We all die. And we don’t die when we expect to die or after our dreams have all come true or when we’ve finally made it in the world. No, most of us die in the midst of pretending we’ll never die. We die living as if tomorrow were guaranteed and this life will last forever.

When death claims a close relative or friend, we weep in shock. How could this happen? It’s so out of the blue! Death is never out of the blue. It’s always there, right before our eyes. And soon after the tragedy, we go right back to living as if each moment didn’t count for eternity.

Life is a gift. Death is a certainty. Dying is one thing we’re all capable of, one thing we all ultimately succeed at.

I’ve often heard people say things like, “You’ve got your whole life in front of you!” That’s simply not true. We don’t have our whole lives ahead of us. We have our whole lives behind us. What we have in front of us is a mystery that could be over at any moment. It’s sobering to reflect on the brevity and frailty of our lives.

Yes, sobering, but also beneficial for the Christian who wants the Lord to receive the greatest glory possible from his or her life. None of us wants to waste opportunities to make the most of the life and gifts God has given us.

Often we tend to postpone things, thinking, “There’s always next year.” No, there’s not always next year. Not always. For millions every day, there’s not even tomorrow.

How essential, then, to live with one eye on eternity, being fully awake to the knowledge that “just one life, will soon be past; only what’s done for Christ will last.”A familiar cliché perhaps, but not a truer line has been written.

Don’t let the time slip by. You have opportunities to live and give boldly for God. I want to encourage you to give generously to your church and to missions — to share the gospel of Christ with the world, to disciple new believers in their faith, and to offer mercy and help with their physical needs. If you do this, your eternal satisfactions will be great!

Written by

Austin Pryor

Austin Pryor

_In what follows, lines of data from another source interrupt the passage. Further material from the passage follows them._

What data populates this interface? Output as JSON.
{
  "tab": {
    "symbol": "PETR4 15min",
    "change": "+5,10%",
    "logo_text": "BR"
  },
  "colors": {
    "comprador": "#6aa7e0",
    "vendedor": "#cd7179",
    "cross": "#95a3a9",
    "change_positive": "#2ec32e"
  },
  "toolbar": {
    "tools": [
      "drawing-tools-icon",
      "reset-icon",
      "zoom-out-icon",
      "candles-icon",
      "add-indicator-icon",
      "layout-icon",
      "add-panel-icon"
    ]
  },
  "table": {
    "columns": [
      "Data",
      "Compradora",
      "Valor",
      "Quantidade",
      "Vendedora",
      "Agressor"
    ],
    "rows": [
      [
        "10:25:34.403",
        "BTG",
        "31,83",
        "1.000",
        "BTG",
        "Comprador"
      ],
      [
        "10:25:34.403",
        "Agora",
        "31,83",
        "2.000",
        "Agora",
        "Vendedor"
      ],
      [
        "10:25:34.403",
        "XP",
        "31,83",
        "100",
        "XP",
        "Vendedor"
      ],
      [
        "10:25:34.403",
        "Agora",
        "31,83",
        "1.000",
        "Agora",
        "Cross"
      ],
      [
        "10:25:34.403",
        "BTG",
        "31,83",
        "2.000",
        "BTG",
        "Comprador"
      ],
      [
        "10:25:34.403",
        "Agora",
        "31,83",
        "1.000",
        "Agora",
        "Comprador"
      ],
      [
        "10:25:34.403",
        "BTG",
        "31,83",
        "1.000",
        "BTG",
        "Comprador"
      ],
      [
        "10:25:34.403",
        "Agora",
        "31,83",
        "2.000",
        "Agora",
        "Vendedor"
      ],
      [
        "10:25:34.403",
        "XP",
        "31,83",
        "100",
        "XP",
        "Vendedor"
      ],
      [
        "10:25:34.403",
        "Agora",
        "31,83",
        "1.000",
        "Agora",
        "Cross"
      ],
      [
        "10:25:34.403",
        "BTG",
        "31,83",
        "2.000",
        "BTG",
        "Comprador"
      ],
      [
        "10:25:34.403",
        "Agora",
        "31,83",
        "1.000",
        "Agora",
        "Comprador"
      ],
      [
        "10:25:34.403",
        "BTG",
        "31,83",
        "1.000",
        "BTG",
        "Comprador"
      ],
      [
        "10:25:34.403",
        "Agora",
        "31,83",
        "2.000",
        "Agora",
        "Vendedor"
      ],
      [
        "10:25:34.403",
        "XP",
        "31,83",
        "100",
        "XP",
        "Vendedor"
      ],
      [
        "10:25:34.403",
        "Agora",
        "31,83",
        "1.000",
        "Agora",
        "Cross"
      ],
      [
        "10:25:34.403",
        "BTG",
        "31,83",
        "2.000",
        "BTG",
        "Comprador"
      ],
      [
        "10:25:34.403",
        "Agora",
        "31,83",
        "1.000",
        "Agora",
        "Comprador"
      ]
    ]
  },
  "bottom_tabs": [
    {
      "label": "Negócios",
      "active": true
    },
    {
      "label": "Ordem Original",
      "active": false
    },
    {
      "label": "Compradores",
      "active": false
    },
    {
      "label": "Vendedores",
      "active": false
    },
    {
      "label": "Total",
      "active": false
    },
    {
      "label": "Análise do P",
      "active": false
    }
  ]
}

Austin Pryor has 40 years of experience advising investors and is the founder of the Sound Mind Investing newsletter and website. He's the author of The Sound Mind Investing Handbook which enjoys the endorsements of respected Christian teachers with more than 100,000 copies sold. Austin lives in Louisville, Kentucky, with his wife Susie. They have three grown sons and many grandchildren.